Why Your IT Job Description Isn’t Enough

A job description allows you to go to market with your position. Get the word out. Start the search. Find the right team member.

It’s standard fare. You have to have one. And so many companies rush to get something on paper, more accurately the internet. Something that checks all the right IT boxes and skills that make sense in the industry and they go out looking for the same person everyone else is looking for.

But have you ever gone through the hiring process and found yourself two-months into the wrong hire for the position. If you take a step back, you may find this problem started with a general job description that didn’t get to the roots of what the actual position requires. The problem started before the actual IT candidate search.

Go Beyond a Tech Job Description

The most effective job description is the end result of a thorough investigation of the actual role the new hire will be tackling.

Although you may feel so busy you want to compile the job description and get this position filled yesterday, we have helped many companies spend a little more time upfront to save countless hours later.

Taking the time to map out the position in its entirety, doesn’t just help with attracting the right people to the position and your company, it sets the course to measure your new hire’s success for the entire first year and beyond.

Without putting in the work to examine the actual role you need filled, you may find yourself:

  • Dramatically narrowing your candidate pool by requiring qualifications the new hire doesn’t even need to be successful for your team.
  • Misrepresenting the reality of the role resulting in an unhappy, confused and disloyal new hire at the end of the hiring process.
  • With a great new hire who fits the culture, but no way to track if they are successful in this position.
  • Wasting your time looking in the wrong direction.

It’s important to back up one step from the job description and explore what the real needs of the position are.
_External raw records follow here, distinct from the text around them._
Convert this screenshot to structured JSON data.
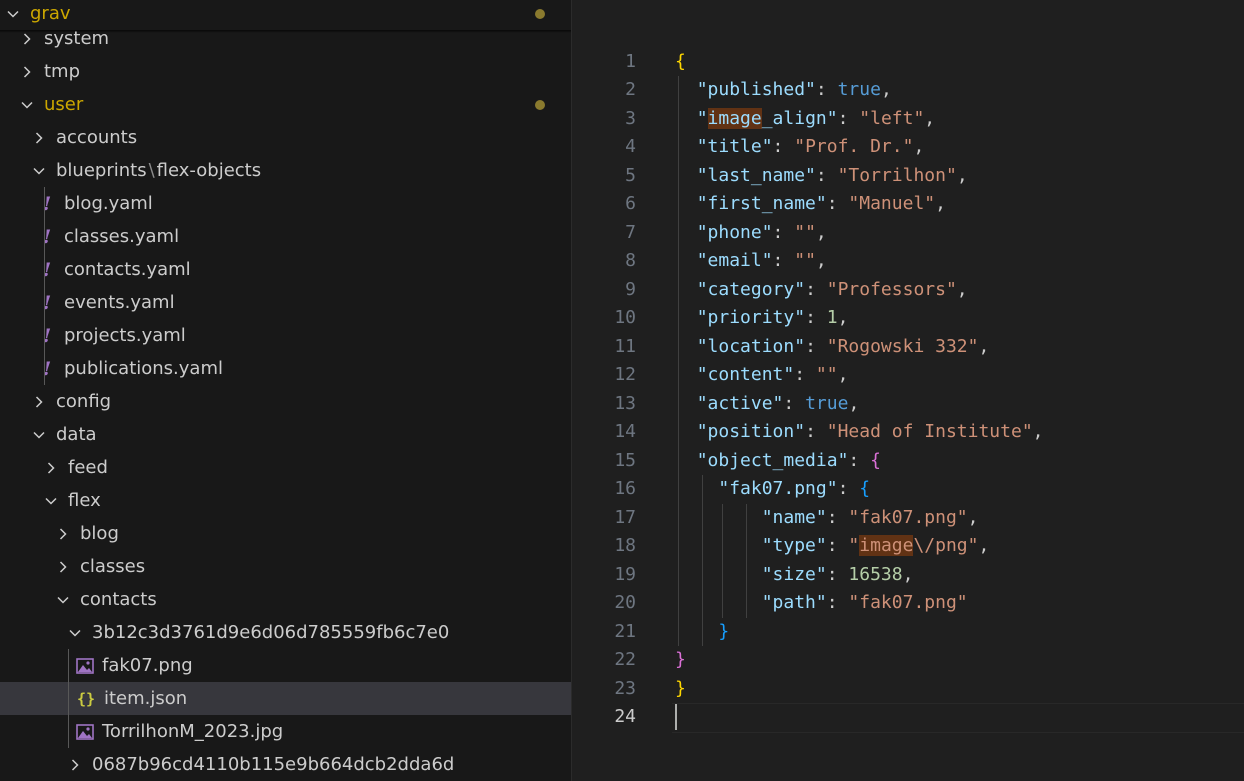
{
  "explorer": {
    "root": "grav",
    "items": [
      {
        "label": "system",
        "kind": "folder",
        "open": false,
        "depth": 1
      },
      {
        "label": "tmp",
        "kind": "folder",
        "open": false,
        "depth": 1
      },
      {
        "label": "user",
        "kind": "folder",
        "open": true,
        "depth": 1,
        "modified": true
      },
      {
        "label": "accounts",
        "kind": "folder",
        "open": false,
        "depth": 2
      },
      {
        "label": "blueprints",
        "label2": "flex-objects",
        "kind": "folder",
        "open": true,
        "depth": 2
      },
      {
        "label": "blog.yaml",
        "kind": "yaml",
        "depth": 3
      },
      {
        "label": "classes.yaml",
        "kind": "yaml",
        "depth": 3
      },
      {
        "label": "contacts.yaml",
        "kind": "yaml",
        "depth": 3
      },
      {
        "label": "events.yaml",
        "kind": "yaml",
        "depth": 3
      },
      {
        "label": "projects.yaml",
        "kind": "yaml",
        "depth": 3
      },
      {
        "label": "publications.yaml",
        "kind": "yaml",
        "depth": 3
      },
      {
        "label": "config",
        "kind": "folder",
        "open": false,
        "depth": 2
      },
      {
        "label": "data",
        "kind": "folder",
        "open": true,
        "depth": 2
      },
      {
        "label": "feed",
        "kind": "folder",
        "open": false,
        "depth": 3
      },
      {
        "label": "flex",
        "kind": "folder",
        "open": true,
        "depth": 3
      },
      {
        "label": "blog",
        "kind": "folder",
        "open": false,
        "depth": 4
      },
      {
        "label": "classes",
        "kind": "folder",
        "open": false,
        "depth": 4
      },
      {
        "label": "contacts",
        "kind": "folder",
        "open": true,
        "depth": 4
      },
      {
        "label": "3b12c3d3761d9e6d06d785559fb6c7e0",
        "kind": "folder",
        "open": true,
        "depth": 5
      },
      {
        "label": "fak07.png",
        "kind": "image",
        "depth": 6
      },
      {
        "label": "item.json",
        "kind": "json",
        "depth": 6,
        "selected": true
      },
      {
        "label": "TorrilhonM_2023.jpg",
        "kind": "image",
        "depth": 6
      },
      {
        "label": "0687b96cd4110b115e9b664dcb2dda6d",
        "kind": "folder",
        "open": false,
        "depth": 5
      }
    ]
  },
  "editor": {
    "active_line": 24,
    "lines": [
      [
        [
          "b1",
          "{"
        ]
      ],
      [
        [
          "p",
          "  "
        ],
        [
          "key",
          "\"published\""
        ],
        [
          "p",
          ": "
        ],
        [
          "kw",
          "true"
        ],
        [
          "p",
          ","
        ]
      ],
      [
        [
          "p",
          "  "
        ],
        [
          "key",
          "\""
        ],
        [
          "keyhl",
          "image"
        ],
        [
          "key",
          "_align\""
        ],
        [
          "p",
          ": "
        ],
        [
          "str",
          "\"left\""
        ],
        [
          "p",
          ","
        ]
      ],
      [
        [
          "p",
          "  "
        ],
        [
          "key",
          "\"title\""
        ],
        [
          "p",
          ": "
        ],
        [
          "str",
          "\"Prof. Dr.\""
        ],
        [
          "p",
          ","
        ]
      ],
      [
        [
          "p",
          "  "
        ],
        [
          "key",
          "\"last_name\""
        ],
        [
          "p",
          ": "
        ],
        [
          "str",
          "\"Torrilhon\""
        ],
        [
          "p",
          ","
        ]
      ],
      [
        [
          "p",
          "  "
        ],
        [
          "key",
          "\"first_name\""
        ],
        [
          "p",
          ": "
        ],
        [
          "str",
          "\"Manuel\""
        ],
        [
          "p",
          ","
        ]
      ],
      [
        [
          "p",
          "  "
        ],
        [
          "key",
          "\"phone\""
        ],
        [
          "p",
          ": "
        ],
        [
          "str",
          "\"\""
        ],
        [
          "p",
          ","
        ]
      ],
      [
        [
          "p",
          "  "
        ],
        [
          "key",
          "\"email\""
        ],
        [
          "p",
          ": "
        ],
        [
          "str",
          "\"\""
        ],
        [
          "p",
          ","
        ]
      ],
      [
        [
          "p",
          "  "
        ],
        [
          "key",
          "\"category\""
        ],
        [
          "p",
          ": "
        ],
        [
          "str",
          "\"Professors\""
        ],
        [
          "p",
          ","
        ]
      ],
      [
        [
          "p",
          "  "
        ],
        [
          "key",
          "\"priority\""
        ],
        [
          "p",
          ": "
        ],
        [
          "num",
          "1"
        ],
        [
          "p",
          ","
        ]
      ],
      [
        [
          "p",
          "  "
        ],
        [
          "key",
          "\"location\""
        ],
        [
          "p",
          ": "
        ],
        [
          "str",
          "\"Rogowski 332\""
        ],
        [
          "p",
          ","
        ]
      ],
      [
        [
          "p",
          "  "
        ],
        [
          "key",
          "\"content\""
        ],
        [
          "p",
          ": "
        ],
        [
          "str",
          "\"\""
        ],
        [
          "p",
          ","
        ]
      ],
      [
        [
          "p",
          "  "
        ],
        [
          "key",
          "\"active\""
        ],
        [
          "p",
          ": "
        ],
        [
          "kw",
          "true"
        ],
        [
          "p",
          ","
        ]
      ],
      [
        [
          "p",
          "  "
        ],
        [
          "key",
          "\"position\""
        ],
        [
          "p",
          ": "
        ],
        [
          "str",
          "\"Head of Institute\""
        ],
        [
          "p",
          ","
        ]
      ],
      [
        [
          "p",
          "  "
        ],
        [
          "key",
          "\"object_media\""
        ],
        [
          "p",
          ": "
        ],
        [
          "b2",
          "{"
        ]
      ],
      [
        [
          "p",
          "    "
        ],
        [
          "key",
          "\"fak07.png\""
        ],
        [
          "p",
          ": "
        ],
        [
          "b3",
          "{"
        ]
      ],
      [
        [
          "p",
          "        "
        ],
        [
          "key",
          "\"name\""
        ],
        [
          "p",
          ": "
        ],
        [
          "str",
          "\"fak07.png\""
        ],
        [
          "p",
          ","
        ]
      ],
      [
        [
          "p",
          "        "
        ],
        [
          "key",
          "\"type\""
        ],
        [
          "p",
          ": "
        ],
        [
          "str",
          "\""
        ],
        [
          "strhl",
          "image"
        ],
        [
          "str",
          "\\/png\""
        ],
        [
          "p",
          ","
        ]
      ],
      [
        [
          "p",
          "        "
        ],
        [
          "key",
          "\"size\""
        ],
        [
          "p",
          ": "
        ],
        [
          "num",
          "16538"
        ],
        [
          "p",
          ","
        ]
      ],
      [
        [
          "p",
          "        "
        ],
        [
          "key",
          "\"path\""
        ],
        [
          "p",
          ": "
        ],
        [
          "str",
          "\"fak07.png\""
        ]
      ],
      [
        [
          "p",
          "    "
        ],
        [
          "b3",
          "}"
        ]
      ],
      [
        [
          "b2",
          "}"
        ]
      ],
      [
        [
          "b1",
          "}"
        ]
      ],
      []
    ]
  }
}
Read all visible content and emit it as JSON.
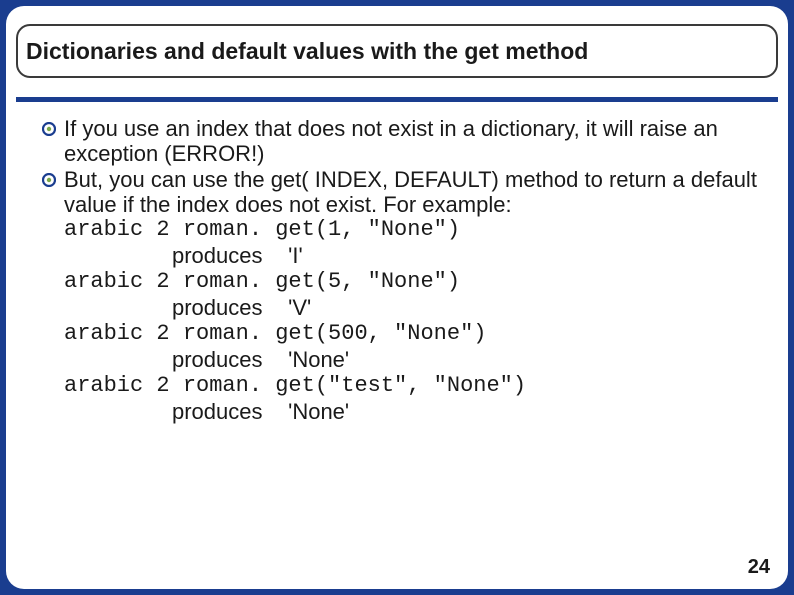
{
  "title": "Dictionaries and default values with the get method",
  "bullets": [
    "If you use an index that does not exist in a dictionary, it will raise an exception (ERROR!)",
    "But, you can use the get( INDEX, DEFAULT) method to return a default value if the index does not exist. For example:"
  ],
  "examples": [
    {
      "code": "arabic 2 roman. get(1, \"None\")",
      "result": "'I'"
    },
    {
      "code": "arabic 2 roman. get(5, \"None\")",
      "result": "'V'"
    },
    {
      "code": "arabic 2 roman. get(500, \"None\")",
      "result": "'None'"
    },
    {
      "code": "arabic 2 roman. get(\"test\", \"None\")",
      "result": "'None'"
    }
  ],
  "result_label": "produces",
  "page_number": "24"
}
To truly find the right candidate with the qualifications to perform the tasks needed and who knows exactly what is expected of them to be successful in this new role, you need to start before the job description with a Outcome-Driven Job Description.

Meet the Outcome-Driven Job Description

You wouldn’t start building a house without a solid blueprint. The people you hire are the foundation of your company’s success, so don’t build your team without a plan either.

The Outcome-Driven Job Description is your position’s blueprint. Like architects’ drawings, once your Outcome-Driven Position Plan is finalized, everyone can move confidently into the build phase eliminating costly mistakes from lack of planning.  

What Exactly is an Outcome-Driven Job Description?

The Outcome-Driven Job Description is an in-depth look into the true functionality of the role you need to fill, including the most important areas of responsibility and completed with smart goals to help you track the success of your new hire over time.

The Outcome-Driven Job Description is a talking document bringing the role to life and setting you and your candidate up for success. It includes:

Why the Outcome-Driven Job Description?

As we stated before, a mis-hire can many times trace its roots back to the fact that the team didn’t exactly know what was needed for the role when they began interviewing. When the job description isn’t a true reflection of what is really needed in that role, you are setting yourself, your team and your candidate up for disappointment. Doing this exercise eliminates that.

The Outcome-Driven Job Description produces a much different document than just a job description. It goes beyond just checking the boxes of common IT qualifications and validates why certain skills are required. It then goes beyond the first day on the job to help you measure the candidate’s performance in the first 30, 60, 90-days and more.

Benefits of the Outcome-Driven Job Description in your search

No one wants to put time into something that doesn’t have a pay off. These benefits should convince you that writing your Outcome-Driven Job Description is more than worth the time.

    • It validates why certain qualifications are required to ensure you are looking for the right candidate.
    • Creates crystal clear expectations to manage the new hire effectively – benefits go way beyond the first day on the job.
    • Create better interview questions more relevant to the role to learn if they are able to do the job and if they are willing to do the job.
    • Increase the accuracy of the interview.

Now that you know the importance of making the time investment into the Outcome-Driven Job Description to land on the best job description, download our Outcome-Driven Job Description Workbook to get started today.

Or visit our Guide to the Best Job Description You’ve Ever Created to learn more about each component of this plan.

If you’d like assistance creating your Outcome-Driven Position Plan and in your IT candidate search don’t hesitate to connect with us today.